Leading Indicators, New-Home Sales Advance Strongly


In a double dose of good news for the U.S. economy, the government’s index of leading economic indicators surged 1.1% in February, and sales of new homes jumped 16.2% for the same month, it was reported Friday.

“Both reports are fairly positive and indeed suggest the economy may be nearing a turning point,” said Cynthia Latta, an economist with DRI-McGraw Hill in Lexington, Mass.

The Commerce Department’s index of 11 separate economic gauges has not risen since last June. The 1.1% February jump in the index was the largest in almost three years.

While many analysts took heart in the index’s rise, some warned that it was premature to declare the recession over.
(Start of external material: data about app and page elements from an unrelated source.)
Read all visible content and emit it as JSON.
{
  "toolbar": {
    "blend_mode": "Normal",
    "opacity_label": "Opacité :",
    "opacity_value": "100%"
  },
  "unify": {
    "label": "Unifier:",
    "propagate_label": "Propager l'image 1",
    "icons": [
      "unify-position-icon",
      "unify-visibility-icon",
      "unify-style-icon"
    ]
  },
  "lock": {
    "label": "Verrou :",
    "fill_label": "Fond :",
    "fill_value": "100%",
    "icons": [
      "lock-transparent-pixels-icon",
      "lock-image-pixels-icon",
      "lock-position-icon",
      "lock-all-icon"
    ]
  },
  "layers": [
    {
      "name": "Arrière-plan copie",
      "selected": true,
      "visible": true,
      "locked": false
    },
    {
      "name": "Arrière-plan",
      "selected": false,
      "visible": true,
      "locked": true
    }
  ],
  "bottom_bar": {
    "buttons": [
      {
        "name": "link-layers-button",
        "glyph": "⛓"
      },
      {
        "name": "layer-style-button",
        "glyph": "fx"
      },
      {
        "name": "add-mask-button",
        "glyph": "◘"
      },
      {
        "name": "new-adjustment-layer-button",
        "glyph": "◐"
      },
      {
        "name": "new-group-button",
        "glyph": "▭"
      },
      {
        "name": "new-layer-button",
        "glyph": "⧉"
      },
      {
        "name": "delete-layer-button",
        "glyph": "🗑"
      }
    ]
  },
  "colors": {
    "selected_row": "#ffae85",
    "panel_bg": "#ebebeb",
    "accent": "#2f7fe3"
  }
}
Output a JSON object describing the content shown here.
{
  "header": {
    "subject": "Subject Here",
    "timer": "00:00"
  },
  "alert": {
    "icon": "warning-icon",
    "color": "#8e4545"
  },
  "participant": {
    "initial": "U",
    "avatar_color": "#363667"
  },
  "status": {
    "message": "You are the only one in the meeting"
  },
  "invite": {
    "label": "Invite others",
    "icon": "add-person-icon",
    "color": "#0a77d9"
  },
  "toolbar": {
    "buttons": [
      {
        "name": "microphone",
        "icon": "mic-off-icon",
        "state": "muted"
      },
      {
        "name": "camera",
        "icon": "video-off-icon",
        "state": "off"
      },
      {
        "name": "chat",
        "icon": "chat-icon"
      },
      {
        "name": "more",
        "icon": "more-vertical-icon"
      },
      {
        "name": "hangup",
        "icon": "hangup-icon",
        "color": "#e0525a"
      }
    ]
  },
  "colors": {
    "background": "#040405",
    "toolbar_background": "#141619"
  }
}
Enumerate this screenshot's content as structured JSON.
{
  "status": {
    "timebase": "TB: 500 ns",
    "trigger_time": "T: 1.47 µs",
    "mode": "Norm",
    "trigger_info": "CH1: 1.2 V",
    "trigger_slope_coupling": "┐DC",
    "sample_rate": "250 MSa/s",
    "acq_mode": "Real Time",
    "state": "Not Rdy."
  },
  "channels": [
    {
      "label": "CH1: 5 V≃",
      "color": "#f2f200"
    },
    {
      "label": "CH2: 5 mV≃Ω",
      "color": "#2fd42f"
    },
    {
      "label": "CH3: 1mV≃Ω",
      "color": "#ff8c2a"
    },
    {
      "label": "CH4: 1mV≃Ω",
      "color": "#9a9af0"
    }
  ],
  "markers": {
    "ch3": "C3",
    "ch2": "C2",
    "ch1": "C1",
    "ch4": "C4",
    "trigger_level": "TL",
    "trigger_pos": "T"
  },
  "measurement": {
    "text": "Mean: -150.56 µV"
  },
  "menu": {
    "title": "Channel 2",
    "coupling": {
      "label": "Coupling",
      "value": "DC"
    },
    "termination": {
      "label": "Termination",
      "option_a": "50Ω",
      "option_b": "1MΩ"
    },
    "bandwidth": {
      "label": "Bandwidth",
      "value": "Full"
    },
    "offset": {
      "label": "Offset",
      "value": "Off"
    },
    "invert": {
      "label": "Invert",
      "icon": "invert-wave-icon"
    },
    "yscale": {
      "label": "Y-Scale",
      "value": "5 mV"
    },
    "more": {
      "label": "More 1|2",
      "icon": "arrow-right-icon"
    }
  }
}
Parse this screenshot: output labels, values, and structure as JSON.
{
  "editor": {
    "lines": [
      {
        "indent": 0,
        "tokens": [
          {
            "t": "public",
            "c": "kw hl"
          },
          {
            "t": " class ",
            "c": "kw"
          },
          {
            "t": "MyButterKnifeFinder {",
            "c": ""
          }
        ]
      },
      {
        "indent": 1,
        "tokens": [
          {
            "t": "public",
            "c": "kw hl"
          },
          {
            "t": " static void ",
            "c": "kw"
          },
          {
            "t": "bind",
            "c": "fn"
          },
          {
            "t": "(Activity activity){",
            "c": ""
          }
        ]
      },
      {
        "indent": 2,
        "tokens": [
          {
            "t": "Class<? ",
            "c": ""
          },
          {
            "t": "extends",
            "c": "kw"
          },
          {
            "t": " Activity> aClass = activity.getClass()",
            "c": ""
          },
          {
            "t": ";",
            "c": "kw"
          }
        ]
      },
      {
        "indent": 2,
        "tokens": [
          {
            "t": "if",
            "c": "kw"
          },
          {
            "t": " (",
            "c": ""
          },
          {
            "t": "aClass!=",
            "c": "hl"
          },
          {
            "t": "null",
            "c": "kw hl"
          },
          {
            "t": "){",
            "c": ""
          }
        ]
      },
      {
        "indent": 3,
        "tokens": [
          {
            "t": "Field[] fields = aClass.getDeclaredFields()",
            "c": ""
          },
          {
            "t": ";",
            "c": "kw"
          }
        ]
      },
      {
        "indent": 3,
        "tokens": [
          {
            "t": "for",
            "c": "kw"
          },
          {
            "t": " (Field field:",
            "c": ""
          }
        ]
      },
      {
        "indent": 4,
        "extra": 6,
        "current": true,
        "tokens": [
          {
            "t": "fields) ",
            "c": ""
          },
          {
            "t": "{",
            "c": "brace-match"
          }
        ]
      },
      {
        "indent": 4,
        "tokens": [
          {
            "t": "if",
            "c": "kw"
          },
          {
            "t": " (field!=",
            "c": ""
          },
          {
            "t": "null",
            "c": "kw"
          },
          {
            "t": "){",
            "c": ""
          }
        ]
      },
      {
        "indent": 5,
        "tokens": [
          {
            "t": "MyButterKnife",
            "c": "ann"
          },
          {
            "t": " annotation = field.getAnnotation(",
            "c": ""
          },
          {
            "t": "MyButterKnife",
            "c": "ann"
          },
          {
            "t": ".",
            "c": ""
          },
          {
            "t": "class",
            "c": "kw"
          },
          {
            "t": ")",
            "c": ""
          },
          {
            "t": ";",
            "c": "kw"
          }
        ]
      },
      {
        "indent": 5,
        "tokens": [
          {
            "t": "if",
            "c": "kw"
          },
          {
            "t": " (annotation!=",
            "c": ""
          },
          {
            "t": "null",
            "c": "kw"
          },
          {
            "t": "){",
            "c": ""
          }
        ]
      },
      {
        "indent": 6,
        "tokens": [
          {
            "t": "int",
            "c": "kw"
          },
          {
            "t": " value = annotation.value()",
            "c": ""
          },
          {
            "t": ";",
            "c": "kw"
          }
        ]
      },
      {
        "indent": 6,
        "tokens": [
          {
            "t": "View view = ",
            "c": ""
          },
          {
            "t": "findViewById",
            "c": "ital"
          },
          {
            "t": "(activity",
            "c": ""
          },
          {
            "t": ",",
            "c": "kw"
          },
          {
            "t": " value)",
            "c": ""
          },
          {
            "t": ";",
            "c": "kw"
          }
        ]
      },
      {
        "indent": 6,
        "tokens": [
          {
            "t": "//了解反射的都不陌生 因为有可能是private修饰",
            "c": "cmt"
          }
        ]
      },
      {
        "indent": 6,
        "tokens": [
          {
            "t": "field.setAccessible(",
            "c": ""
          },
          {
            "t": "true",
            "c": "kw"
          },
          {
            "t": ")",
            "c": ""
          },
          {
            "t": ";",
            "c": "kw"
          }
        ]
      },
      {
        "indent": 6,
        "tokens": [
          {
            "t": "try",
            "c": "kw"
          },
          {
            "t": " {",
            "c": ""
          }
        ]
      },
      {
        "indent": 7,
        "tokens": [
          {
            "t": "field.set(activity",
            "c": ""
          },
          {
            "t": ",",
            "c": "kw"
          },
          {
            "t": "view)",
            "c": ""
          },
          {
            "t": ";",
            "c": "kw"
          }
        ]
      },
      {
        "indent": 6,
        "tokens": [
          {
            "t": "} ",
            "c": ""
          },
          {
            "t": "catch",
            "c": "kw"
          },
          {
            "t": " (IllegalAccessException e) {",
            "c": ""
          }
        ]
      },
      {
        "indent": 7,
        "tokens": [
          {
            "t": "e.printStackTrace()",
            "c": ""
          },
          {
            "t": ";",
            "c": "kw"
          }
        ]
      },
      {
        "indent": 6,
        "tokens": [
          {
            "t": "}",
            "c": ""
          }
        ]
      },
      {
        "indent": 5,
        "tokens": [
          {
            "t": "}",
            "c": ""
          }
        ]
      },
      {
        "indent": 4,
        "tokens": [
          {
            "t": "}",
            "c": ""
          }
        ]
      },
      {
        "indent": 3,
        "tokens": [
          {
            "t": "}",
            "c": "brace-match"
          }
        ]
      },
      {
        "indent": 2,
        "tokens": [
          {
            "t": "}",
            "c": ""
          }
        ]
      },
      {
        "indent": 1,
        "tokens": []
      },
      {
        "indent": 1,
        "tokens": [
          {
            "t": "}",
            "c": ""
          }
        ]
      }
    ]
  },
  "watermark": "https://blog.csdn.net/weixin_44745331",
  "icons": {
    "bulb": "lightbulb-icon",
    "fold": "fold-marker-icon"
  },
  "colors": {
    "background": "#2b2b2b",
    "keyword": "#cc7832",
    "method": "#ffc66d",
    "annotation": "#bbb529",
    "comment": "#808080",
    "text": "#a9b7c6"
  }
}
An uptick in the index has signaled a return to overall economic growth in each of the past four recessions, but the time lag has been from one to six months, Latta said.

Many economists expect the current slump to fade away by September; a smaller group has said the economy could start to bounce back in the spring, boosted by an end to worries about the Persian Gulf War.


Those who argue that the slump grinds on point to various fundamental measures of the U.S. economy--including employment, industrial production, auto sales and income growth--that have continued to reflect weakness. The government index in February was buoyed by gains in other areas.

“Although some parts of the economy, such as housing, are bouncing back, the overall economy continues to decline,” said Richard Rahn, chief economist of the U.S. Chamber of Commerce.

Seven of 11 leading indicators rose last month, including stock prices, consumer confidence--both considered highly changeable--building permits, the money supply and manufacturers’ orders for consumer goods, the Commerce Department reported.

At the same time, three signs of the economy pointed downward. Benefit claims for unemployment continued to rise--suggesting continued weakness in the labor market--the workweek declined and there were fewer contracts for plants and equipment. One indicator, the speed of vendor deliveries, was unchanged.

Economic optimists were given added ammunition Friday by a separate Commerce Department report that sales of new homes jumped 16.2% in February, the biggest advance in nearly five years. The increase, the first since last November, followed a 12.6% drop in January.

Like the government index, an upturn in housing is also believed to signal that the broader economy will register gains. Similarly, there may be a time lag of months before the housing gains are reflected in an overall advance of the economy.

The rise in home sales was experienced throughout the nation, although the West gained just slightly with a 1.8% increase for a 113,000 annual rate. In the South, new-home sales rose 9.1%, and in the Northeast they were up 5.9%. The Midwest experienced an extraordinary 70.3% rise, which analysts explained in part due to good weather.

“All of our measurements of buyer traffic, current sales activity and builder sentiment have brightened substantially in the past two months,” said David Seiders, chief economist of the National Assn. of Home Builders.

“It is pretty clear that the housing market has started to move upward and that should give us an end to the recession by midyear,” he said.

Despite the big February jump, the annual sales rate in February remained 23% lower than the 606,000-unit level recorded a year earlier.

Housing sales peaked in 1986 at 750,000 and sank to the lowest level in 1990 since the last recession, when they fell to 412,000.

Index of Leading Indicators

Seasonally adjusted Index, 1982 = 100

Feb. ’90: 144.1

Jan. ’91: 139.0

Feb. ’91: 140.5

Source: Commerce Department

THE ECONOMY The index of leading indicators rose last month for the first time since June and sales of new homes recorded the biggest gain in about five years.


Leading indicators: Up

New home sales: Up


The gain in the leading indicators index raised hopes that the recession would soon end, buttressed by the strong home sales. But worry persists--there is still weakness in the labor market.

Source: U.S. Commerce Department


Seasonally adjusted annual rate, thousands of units

Feb. ’90: 606

Jan. ’91: 402

Feb. ’91: 467

Source Commerce Department